What is required:
Your answer should be every line of the records that contains the word "related".

(Page and application data records)
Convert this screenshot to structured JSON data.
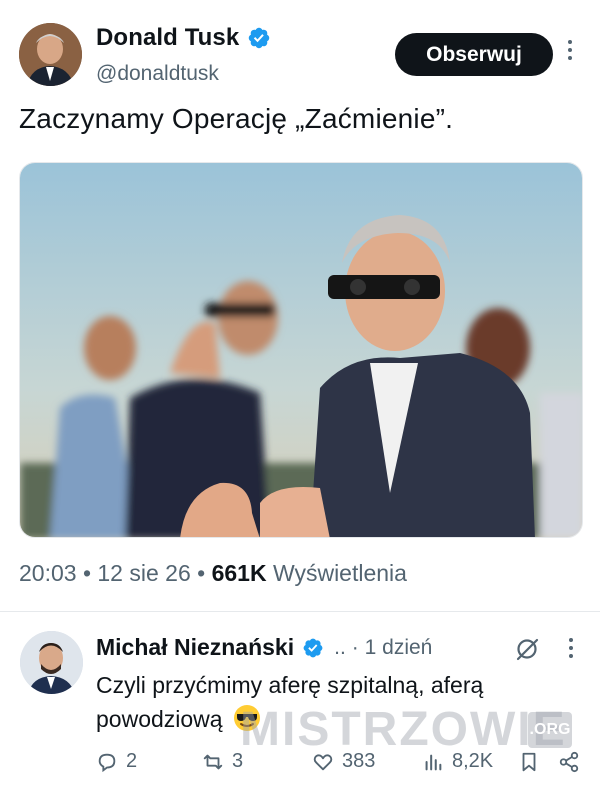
{
  "tweet": {
    "author_name": "Donald Tusk",
    "author_handle": "@donaldtusk",
    "follow_label": "Obserwuj",
    "text": "Zaczynamy Operację „Zaćmienie”.",
    "meta_time": "20:03 • 12 sie 26 • ",
    "views_count": "661K",
    "views_label": " Wyświetlenia"
  },
  "reply": {
    "author_name": "Michał Nieznański",
    "ellipsis": "..",
    "time": "· 1 dzień",
    "text": "Czyli przyćmimy aferę szpitalną, aferą powodziową",
    "replies": "2",
    "reposts": "3",
    "likes": "383",
    "views": "8,2K"
  },
  "watermark": {
    "text": "MISTRZOWIE",
    "tag": ".ORG"
  },
  "colors": {
    "verified": "#1d9bf0",
    "text_primary": "#0f1419",
    "text_secondary": "#536471",
    "button_bg": "#0f1419"
  },
  "icons": {
    "verified": "verified-badge-icon",
    "more": "more-dots-icon",
    "grok": "grok-icon",
    "reply": "reply-icon",
    "repost": "repost-icon",
    "like": "like-icon",
    "views": "views-icon",
    "bookmark": "bookmark-icon",
    "share": "share-icon",
    "emoji": "sunglasses-emoji-icon"
  }
}
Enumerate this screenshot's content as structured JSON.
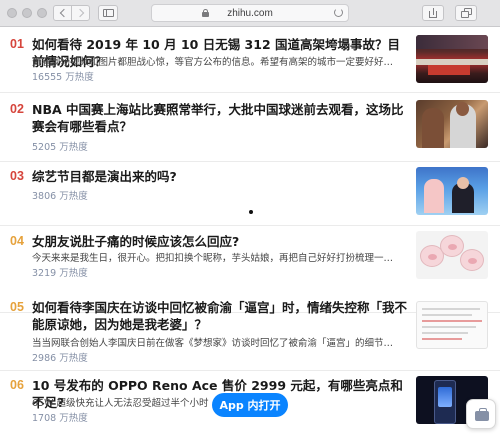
{
  "browser": {
    "url": "zhihu.com"
  },
  "colors": {
    "rank_top": "#d6453c",
    "rank_other": "#e6a23c",
    "accent": "#0a84ff",
    "heat": "#8590a6"
  },
  "hotlist": [
    {
      "rank": "01",
      "title": "如何看待 2019 年 10 月 10 日无锡 312 国道高架垮塌事故？目前情况如何？",
      "excerpt": "光看现场视频和图片都胆战心惊，等官方公布的信息。希望有高架的城市一定要好好…",
      "heat": "16555 万热度"
    },
    {
      "rank": "02",
      "title": "NBA 中国赛上海站比赛照常举行，大批中国球迷前去观看，这场比赛会有哪些看点？",
      "excerpt": "",
      "heat": "5205 万热度"
    },
    {
      "rank": "03",
      "title": "综艺节目都是演出来的吗?",
      "excerpt": "",
      "heat": "3806 万热度"
    },
    {
      "rank": "04",
      "title": "女朋友说肚子痛的时候应该怎么回应?",
      "excerpt": "今天来来是我生日，很开心。把扣扣换个昵称，芋头姑娘，再把自己好好打扮梳理一…",
      "heat": "3219 万热度"
    },
    {
      "rank": "05",
      "title": "如何看待李国庆在访谈中回忆被俞渝「逼宫」时，情绪失控称「我不能原谅她，因为她是我老婆」？",
      "excerpt": "当当网联合创始人李国庆日前在做客《梦想家》访谈时回忆了被俞渝「逼宫」的细节…",
      "heat": "2986 万热度"
    },
    {
      "rank": "06",
      "title": "10 号发布的 OPPO Reno Ace 售价 2999 元起，有哪些亮点和不足?",
      "excerpt": "65W 超级快充让人无法忍受超过半个小时",
      "heat": "1708 万热度"
    }
  ],
  "buttons": {
    "open_app": "App 内打开"
  },
  "icons": [
    "back-icon",
    "forward-icon",
    "sidebar-icon",
    "lock-icon",
    "reload-icon",
    "share-icon",
    "tabs-icon",
    "briefcase-icon"
  ]
}
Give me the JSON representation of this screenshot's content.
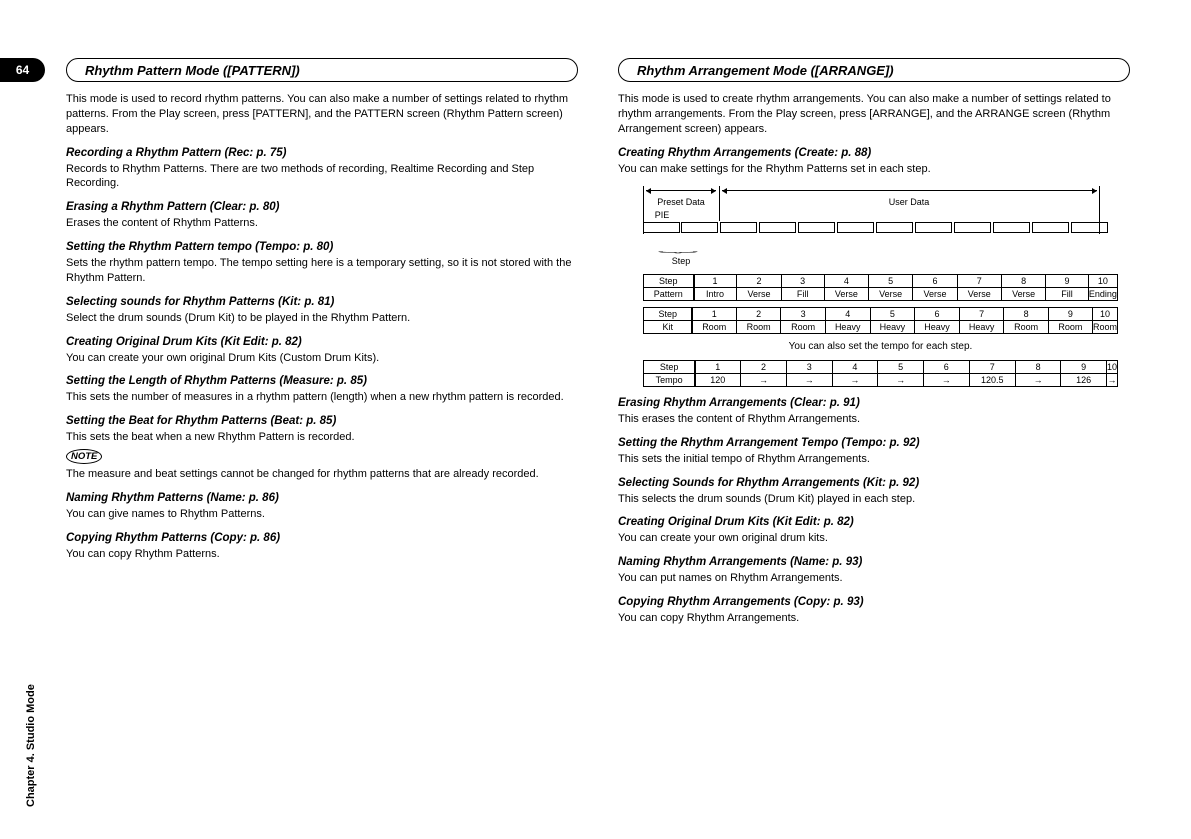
{
  "page_number": "64",
  "chapter_footer": "Chapter 4. Studio Mode",
  "left": {
    "header": "Rhythm Pattern Mode ([PATTERN])",
    "intro": "This mode is used to record rhythm patterns. You can also make a number of settings related to rhythm patterns. From the Play screen, press [PATTERN], and the PATTERN screen (Rhythm Pattern screen) appears.",
    "items": [
      {
        "title": "Recording a Rhythm Pattern (Rec: p. 75)",
        "body": "Records to Rhythm Patterns. There are two methods of recording, Realtime Recording and Step Recording."
      },
      {
        "title": "Erasing a Rhythm Pattern (Clear: p. 80)",
        "body": "Erases the content of Rhythm Patterns."
      },
      {
        "title": "Setting the Rhythm Pattern tempo (Tempo: p. 80)",
        "body": "Sets the rhythm pattern tempo. The tempo setting here is a temporary setting, so it is not stored with the Rhythm Pattern."
      },
      {
        "title": "Selecting sounds for Rhythm Patterns (Kit: p. 81)",
        "body": "Select the drum sounds (Drum Kit) to be played in the Rhythm Pattern."
      },
      {
        "title": "Creating Original Drum Kits (Kit Edit: p. 82)",
        "body": "You can create your own original Drum Kits (Custom Drum Kits)."
      },
      {
        "title": "Setting the Length of Rhythm Patterns (Measure: p. 85)",
        "body": "This sets the number of measures in a rhythm pattern (length) when a new rhythm pattern is recorded."
      },
      {
        "title": "Setting the Beat for Rhythm Patterns (Beat: p. 85)",
        "body": "This sets the beat when a new Rhythm Pattern is recorded.",
        "note": "NOTE",
        "note_body": "The measure and beat settings cannot be changed for rhythm patterns that are already recorded."
      },
      {
        "title": "Naming Rhythm Patterns (Name: p. 86)",
        "body": "You can give names to Rhythm Patterns."
      },
      {
        "title": "Copying Rhythm Patterns (Copy: p. 86)",
        "body": "You can copy Rhythm Patterns."
      }
    ]
  },
  "right": {
    "header": "Rhythm Arrangement Mode ([ARRANGE])",
    "intro": "This mode is used to create rhythm arrangements. You can also make a number of settings related to rhythm arrangements. From the Play screen, press [ARRANGE], and the ARRANGE screen (Rhythm Arrangement screen) appears.",
    "create_title": "Creating Rhythm Arrangements (Create: p. 88)",
    "create_body": "You can make settings for the Rhythm Patterns set in each step.",
    "diagram": {
      "preset_label": "Preset Data",
      "user_label": "User Data",
      "label_pie": "PIE",
      "steps_title": "Step",
      "steps": [
        "1",
        "2",
        "3",
        "4",
        "5",
        "6",
        "7",
        "8",
        "9",
        "10"
      ],
      "row_pattern_label": "Pattern",
      "row_pattern": [
        "Intro",
        "Verse",
        "Fill",
        "Verse",
        "Verse",
        "Verse",
        "Verse",
        "Verse",
        "Fill",
        "Ending"
      ],
      "row_kit_label": "Kit",
      "row_kit": [
        "Room",
        "Room",
        "Room",
        "Heavy",
        "Heavy",
        "Heavy",
        "Heavy",
        "Room",
        "Room",
        "Room"
      ],
      "divider_text": "You can also set the tempo for each step.",
      "row_tempo_label": "Tempo",
      "row_tempo": [
        "120",
        "→",
        "→",
        "→",
        "→",
        "→",
        "120.5",
        "→",
        "126",
        "→"
      ]
    },
    "items": [
      {
        "title": "Erasing Rhythm Arrangements (Clear: p. 91)",
        "body": "This erases the content of Rhythm Arrangements."
      },
      {
        "title": "Setting the Rhythm Arrangement Tempo (Tempo: p. 92)",
        "body": "This sets the initial tempo of Rhythm Arrangements."
      },
      {
        "title": "Selecting Sounds for Rhythm Arrangements (Kit: p. 92)",
        "body": "This selects the drum sounds (Drum Kit) played in each step."
      },
      {
        "title": "Creating Original Drum Kits (Kit Edit: p. 82)",
        "body": "You can create your own original drum kits."
      },
      {
        "title": "Naming Rhythm Arrangements (Name: p. 93)",
        "body": "You can put names on Rhythm Arrangements."
      },
      {
        "title": "Copying Rhythm Arrangements (Copy: p. 93)",
        "body": "You can copy Rhythm Arrangements."
      }
    ]
  }
}
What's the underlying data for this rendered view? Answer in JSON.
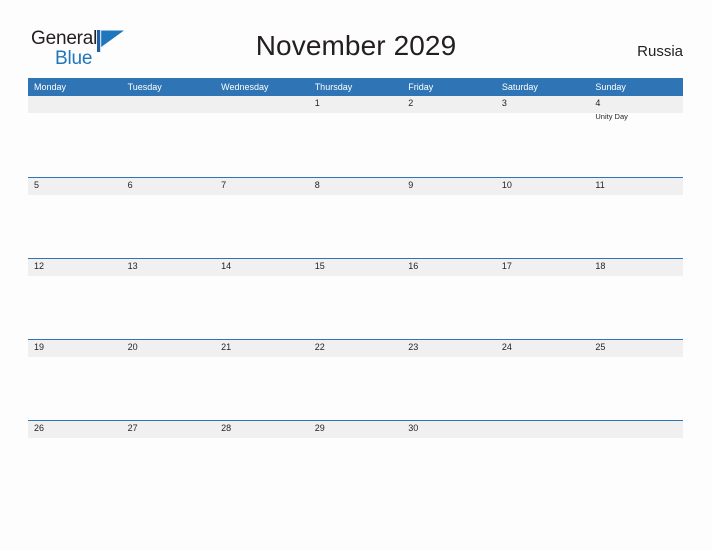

Response:
    "intro": "This mode is used to record rhythm patterns. You can also make a number of settings related to rhythm patterns. From the Play screen, press [PATTERN], and the PATTERN screen (Rhythm Pattern screen) appears.",
    "intro": "This mode is used to create rhythm arrangements. You can also make a number of settings related to rhythm arrangements. From the Play screen, press [ARRANGE], and the ARRANGE screen (Rhythm Arrangement screen) appears.",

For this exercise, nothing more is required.